When we in IT talk about the data problem, we’re often talking about the vast amounts of processed and stored data moving among devices, systems, and data centers. But the data problem today isn’t exactly the problem of too much data, though that’s certainly connected. The data problem is really a problem of I/O capacity, which isn’t getting any faster, even as hard drive capacity grows.
Slower IOPS means that application performance suffers, and data-related tasks like backups and replications can’t get faster, no matter how much #storage is available or how densely packed the drive is. It’s in the realm of performance, not overloaded storage cabinets, where IT really runs into problems.
Deduplication in a traditional IT stack doesn’t work to solve this problem like it should because the same block of data gets deduplicated multiple times by various appliances in the stack.
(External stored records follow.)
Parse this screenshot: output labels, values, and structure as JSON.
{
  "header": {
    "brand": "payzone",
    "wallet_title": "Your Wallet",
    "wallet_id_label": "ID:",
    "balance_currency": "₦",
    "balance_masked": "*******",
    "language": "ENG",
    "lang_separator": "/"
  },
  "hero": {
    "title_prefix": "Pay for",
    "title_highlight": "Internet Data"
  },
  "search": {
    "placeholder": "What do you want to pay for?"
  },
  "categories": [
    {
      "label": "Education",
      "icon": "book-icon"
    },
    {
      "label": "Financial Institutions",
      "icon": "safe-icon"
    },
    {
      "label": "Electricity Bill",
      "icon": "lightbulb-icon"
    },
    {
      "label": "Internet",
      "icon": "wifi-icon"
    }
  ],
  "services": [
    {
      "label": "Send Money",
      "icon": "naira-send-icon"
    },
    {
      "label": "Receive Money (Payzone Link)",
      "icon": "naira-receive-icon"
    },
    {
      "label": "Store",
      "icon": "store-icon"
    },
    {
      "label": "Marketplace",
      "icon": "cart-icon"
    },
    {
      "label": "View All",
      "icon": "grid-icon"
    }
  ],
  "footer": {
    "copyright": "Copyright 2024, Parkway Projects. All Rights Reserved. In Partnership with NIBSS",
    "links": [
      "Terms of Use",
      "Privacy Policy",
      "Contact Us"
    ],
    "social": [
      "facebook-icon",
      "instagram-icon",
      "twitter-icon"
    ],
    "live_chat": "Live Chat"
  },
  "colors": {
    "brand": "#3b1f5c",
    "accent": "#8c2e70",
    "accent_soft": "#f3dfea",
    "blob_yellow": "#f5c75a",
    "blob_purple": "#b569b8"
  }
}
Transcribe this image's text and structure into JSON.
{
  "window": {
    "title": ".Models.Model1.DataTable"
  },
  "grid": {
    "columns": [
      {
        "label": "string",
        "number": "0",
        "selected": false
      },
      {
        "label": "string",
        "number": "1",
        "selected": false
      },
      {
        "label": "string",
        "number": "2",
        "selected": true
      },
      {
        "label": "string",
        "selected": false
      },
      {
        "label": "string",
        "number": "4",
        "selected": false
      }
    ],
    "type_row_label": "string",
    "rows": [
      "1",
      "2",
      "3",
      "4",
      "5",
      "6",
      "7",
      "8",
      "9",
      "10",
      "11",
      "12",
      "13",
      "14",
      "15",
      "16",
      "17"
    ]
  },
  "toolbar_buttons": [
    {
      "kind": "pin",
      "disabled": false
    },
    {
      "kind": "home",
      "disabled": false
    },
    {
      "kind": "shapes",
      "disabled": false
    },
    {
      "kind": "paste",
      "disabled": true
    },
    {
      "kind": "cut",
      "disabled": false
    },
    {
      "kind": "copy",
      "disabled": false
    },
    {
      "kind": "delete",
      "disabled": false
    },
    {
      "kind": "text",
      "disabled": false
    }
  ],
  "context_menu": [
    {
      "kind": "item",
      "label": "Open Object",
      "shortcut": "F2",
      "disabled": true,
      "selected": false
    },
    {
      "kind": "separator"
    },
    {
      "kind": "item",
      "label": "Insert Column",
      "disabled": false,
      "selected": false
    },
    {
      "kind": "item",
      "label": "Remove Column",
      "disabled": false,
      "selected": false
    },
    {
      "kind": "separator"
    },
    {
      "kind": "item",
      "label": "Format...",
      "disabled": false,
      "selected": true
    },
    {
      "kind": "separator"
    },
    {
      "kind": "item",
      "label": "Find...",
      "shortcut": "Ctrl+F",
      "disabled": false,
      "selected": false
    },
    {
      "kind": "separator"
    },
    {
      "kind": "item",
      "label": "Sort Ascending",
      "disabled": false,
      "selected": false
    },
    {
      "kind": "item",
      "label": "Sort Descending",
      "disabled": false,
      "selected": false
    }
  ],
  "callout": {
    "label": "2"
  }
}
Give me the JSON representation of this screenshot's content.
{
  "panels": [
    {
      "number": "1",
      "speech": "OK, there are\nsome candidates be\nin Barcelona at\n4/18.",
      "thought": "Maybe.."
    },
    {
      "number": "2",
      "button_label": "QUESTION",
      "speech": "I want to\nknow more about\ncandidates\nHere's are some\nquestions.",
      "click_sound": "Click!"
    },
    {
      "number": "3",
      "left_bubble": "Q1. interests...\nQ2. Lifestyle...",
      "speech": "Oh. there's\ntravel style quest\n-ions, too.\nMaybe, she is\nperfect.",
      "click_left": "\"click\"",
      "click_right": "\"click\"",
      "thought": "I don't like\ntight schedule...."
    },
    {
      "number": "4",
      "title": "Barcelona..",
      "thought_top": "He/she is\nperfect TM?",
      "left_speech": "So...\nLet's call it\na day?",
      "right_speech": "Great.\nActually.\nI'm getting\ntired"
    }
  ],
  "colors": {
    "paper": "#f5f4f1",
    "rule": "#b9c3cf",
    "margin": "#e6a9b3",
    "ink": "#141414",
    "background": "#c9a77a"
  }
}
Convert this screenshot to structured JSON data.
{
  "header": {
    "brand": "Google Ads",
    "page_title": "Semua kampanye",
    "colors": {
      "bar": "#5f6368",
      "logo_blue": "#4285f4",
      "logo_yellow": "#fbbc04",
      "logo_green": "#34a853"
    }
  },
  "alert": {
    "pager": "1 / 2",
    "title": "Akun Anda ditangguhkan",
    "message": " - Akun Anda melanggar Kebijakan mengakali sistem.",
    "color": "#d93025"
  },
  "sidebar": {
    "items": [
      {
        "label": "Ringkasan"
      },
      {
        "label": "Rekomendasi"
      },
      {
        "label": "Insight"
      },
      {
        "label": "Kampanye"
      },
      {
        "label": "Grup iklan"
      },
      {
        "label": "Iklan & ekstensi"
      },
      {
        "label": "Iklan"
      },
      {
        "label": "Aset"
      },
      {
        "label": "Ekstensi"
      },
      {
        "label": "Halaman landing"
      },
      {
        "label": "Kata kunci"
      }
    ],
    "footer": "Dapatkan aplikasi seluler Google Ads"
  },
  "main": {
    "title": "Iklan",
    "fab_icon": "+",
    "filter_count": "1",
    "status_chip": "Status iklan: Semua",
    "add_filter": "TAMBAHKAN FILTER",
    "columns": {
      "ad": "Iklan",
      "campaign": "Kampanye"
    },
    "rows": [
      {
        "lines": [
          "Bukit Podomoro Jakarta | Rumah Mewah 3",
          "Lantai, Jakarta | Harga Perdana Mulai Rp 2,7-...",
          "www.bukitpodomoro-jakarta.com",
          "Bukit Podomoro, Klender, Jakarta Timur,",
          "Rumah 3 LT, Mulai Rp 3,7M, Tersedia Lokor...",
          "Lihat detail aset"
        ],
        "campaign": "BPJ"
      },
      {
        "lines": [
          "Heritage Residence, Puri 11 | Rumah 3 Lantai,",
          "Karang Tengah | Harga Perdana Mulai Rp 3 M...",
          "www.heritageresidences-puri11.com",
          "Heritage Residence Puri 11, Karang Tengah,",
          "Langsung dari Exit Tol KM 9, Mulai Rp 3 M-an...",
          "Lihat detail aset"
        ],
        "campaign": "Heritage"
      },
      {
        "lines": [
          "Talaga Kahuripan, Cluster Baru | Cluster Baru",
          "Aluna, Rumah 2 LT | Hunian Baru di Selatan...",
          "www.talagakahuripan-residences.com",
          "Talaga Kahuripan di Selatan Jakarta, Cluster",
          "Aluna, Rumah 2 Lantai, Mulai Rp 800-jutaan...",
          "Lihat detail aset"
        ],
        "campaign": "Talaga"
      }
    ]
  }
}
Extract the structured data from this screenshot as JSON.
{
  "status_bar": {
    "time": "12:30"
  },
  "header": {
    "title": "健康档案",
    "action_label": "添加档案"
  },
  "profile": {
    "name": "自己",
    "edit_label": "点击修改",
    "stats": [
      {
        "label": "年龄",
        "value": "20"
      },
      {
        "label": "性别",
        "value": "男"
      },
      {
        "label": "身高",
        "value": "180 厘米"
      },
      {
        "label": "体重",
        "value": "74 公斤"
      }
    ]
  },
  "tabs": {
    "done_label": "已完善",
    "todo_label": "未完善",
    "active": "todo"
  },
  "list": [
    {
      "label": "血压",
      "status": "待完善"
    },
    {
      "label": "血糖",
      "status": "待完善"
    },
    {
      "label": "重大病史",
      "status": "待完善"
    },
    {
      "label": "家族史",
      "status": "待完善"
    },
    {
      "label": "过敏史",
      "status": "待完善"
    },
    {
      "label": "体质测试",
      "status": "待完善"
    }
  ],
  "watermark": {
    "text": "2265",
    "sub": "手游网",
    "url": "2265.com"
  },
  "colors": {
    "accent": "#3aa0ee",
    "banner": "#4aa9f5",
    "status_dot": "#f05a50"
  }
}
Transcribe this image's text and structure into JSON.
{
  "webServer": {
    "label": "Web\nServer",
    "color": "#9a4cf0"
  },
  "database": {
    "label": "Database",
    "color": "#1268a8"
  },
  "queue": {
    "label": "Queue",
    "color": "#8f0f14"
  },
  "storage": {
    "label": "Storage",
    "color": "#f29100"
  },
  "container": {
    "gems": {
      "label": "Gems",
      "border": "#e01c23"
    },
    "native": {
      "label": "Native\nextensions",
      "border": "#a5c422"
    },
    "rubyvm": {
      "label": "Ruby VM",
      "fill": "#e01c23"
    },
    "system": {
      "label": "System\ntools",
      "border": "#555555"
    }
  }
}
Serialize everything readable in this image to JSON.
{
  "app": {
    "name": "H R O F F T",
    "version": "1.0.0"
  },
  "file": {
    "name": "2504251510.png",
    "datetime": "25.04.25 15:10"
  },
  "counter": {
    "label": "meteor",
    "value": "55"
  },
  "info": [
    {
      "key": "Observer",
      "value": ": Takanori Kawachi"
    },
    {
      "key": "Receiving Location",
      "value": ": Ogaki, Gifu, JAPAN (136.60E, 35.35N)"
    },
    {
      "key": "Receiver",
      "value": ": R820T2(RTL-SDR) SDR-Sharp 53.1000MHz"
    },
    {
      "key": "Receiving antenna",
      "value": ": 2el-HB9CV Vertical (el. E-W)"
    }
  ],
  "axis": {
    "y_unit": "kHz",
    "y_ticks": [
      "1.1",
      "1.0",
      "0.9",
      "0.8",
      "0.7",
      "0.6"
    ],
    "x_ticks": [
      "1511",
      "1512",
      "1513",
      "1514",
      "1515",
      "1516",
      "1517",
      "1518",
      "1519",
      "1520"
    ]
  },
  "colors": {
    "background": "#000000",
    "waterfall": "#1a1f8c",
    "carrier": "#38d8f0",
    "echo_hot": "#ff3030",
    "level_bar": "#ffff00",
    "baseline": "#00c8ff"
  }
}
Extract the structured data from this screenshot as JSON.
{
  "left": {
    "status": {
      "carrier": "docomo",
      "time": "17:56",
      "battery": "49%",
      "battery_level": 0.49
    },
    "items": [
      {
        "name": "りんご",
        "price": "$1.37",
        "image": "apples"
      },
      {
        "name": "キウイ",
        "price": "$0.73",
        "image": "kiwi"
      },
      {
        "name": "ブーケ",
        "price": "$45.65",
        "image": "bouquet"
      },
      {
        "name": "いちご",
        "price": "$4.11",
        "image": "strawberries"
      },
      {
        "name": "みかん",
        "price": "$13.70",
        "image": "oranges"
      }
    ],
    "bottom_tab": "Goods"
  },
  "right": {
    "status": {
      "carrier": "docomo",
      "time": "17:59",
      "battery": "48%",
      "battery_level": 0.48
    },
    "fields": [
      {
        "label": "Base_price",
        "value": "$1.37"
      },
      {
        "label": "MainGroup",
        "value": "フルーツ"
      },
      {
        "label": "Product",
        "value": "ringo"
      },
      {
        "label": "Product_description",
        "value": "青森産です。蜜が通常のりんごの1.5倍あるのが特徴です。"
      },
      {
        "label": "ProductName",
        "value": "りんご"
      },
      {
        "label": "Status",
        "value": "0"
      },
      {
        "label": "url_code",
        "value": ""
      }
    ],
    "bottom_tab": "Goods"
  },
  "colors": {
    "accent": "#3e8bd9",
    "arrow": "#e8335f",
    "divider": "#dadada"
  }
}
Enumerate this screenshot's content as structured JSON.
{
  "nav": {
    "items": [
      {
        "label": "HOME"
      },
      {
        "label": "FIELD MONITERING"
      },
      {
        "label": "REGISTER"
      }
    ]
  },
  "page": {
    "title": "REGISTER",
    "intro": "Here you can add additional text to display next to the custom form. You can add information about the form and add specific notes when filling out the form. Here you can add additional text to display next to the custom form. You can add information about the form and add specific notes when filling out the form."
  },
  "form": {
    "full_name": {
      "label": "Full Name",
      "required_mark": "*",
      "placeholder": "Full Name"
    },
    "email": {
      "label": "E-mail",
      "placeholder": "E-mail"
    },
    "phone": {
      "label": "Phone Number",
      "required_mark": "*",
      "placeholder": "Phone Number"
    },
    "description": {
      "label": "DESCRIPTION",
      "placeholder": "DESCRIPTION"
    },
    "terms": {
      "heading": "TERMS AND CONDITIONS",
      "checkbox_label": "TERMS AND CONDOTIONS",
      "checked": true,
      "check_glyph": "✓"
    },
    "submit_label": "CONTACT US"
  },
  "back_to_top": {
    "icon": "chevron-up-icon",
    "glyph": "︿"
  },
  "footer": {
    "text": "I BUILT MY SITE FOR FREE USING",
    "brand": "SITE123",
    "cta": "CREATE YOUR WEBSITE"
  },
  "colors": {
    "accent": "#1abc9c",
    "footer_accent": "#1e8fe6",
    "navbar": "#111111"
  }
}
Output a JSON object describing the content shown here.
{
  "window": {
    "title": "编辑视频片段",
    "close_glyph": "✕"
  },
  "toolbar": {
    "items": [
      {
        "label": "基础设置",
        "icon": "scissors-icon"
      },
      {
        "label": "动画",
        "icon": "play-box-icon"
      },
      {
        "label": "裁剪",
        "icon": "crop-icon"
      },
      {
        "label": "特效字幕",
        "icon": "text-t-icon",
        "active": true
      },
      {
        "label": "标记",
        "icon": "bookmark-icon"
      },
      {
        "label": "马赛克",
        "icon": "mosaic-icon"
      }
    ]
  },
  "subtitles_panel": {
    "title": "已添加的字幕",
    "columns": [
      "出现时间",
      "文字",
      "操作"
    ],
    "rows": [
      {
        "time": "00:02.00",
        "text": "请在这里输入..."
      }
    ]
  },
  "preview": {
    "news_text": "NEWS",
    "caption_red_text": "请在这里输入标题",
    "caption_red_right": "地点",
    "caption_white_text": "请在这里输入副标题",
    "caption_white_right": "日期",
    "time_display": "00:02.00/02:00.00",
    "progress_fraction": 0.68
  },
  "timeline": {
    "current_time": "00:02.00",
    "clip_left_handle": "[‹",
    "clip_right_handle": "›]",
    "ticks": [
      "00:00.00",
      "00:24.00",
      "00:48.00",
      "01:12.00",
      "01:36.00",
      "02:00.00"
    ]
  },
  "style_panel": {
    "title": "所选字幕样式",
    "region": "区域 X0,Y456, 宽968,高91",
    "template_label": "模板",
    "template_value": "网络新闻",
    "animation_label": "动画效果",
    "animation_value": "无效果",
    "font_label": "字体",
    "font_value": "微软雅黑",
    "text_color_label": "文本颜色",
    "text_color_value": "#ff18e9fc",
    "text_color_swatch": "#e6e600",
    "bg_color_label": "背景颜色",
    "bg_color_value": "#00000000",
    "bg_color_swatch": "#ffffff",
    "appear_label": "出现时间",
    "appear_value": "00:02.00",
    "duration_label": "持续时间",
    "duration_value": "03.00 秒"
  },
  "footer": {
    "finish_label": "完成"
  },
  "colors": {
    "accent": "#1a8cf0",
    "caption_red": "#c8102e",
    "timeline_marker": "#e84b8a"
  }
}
A backup appliance will deduplicate the data from backups. The same block of data will get deduped by the WAN optimization appliance before it goes across the wire. Other data protection apps may back up the data separately and deduplicate it as well. Today’s IT needs a way to simplify deduplication, among other things, to solve the data problem.
We’re now entering the territory of the zettabyte, the unit of measurement beyond petabyte and exabyte. The amount of data worldwide is expected to hit 44 zettabytes (the equivalent of 40 trillion gigabytes) by 2020, according to IDC Research. That’s an enormous amount of data, all of it in data centers around the globe, and much of it causing slow performance. Organizations are indeed scrambling to add more storage and optimize data the best they can, but they’re also fighting on the application performance front.